**Assignment**
From the listing below, pull out all lines with "新增记录" in them.

**Data shown**
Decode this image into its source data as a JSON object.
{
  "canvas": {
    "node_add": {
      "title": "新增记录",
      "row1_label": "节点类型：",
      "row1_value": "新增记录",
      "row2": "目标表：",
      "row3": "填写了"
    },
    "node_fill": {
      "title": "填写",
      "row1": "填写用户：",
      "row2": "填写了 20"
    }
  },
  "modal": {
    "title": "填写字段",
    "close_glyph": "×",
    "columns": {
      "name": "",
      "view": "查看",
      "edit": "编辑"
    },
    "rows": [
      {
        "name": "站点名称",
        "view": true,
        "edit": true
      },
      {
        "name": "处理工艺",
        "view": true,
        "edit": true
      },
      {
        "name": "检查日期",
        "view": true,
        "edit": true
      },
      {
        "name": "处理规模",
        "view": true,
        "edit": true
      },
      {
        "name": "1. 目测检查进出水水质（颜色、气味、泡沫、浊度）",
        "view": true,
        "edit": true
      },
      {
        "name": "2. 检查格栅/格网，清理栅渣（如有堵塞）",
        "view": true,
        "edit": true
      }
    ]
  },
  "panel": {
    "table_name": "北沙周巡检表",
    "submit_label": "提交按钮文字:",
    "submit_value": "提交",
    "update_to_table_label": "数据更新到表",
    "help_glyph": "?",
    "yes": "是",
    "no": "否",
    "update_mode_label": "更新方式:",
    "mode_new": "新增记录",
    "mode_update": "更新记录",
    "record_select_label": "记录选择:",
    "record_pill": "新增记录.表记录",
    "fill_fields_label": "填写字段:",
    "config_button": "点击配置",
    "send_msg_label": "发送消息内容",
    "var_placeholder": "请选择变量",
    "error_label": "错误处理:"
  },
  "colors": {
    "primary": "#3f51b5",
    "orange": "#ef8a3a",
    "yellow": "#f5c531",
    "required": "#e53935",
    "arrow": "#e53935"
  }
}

**Response to this task**
      "title": "新增记录",
      "row1_value": "新增记录",
    "mode_new": "新增记录",
    "record_pill": "新增记录.表记录",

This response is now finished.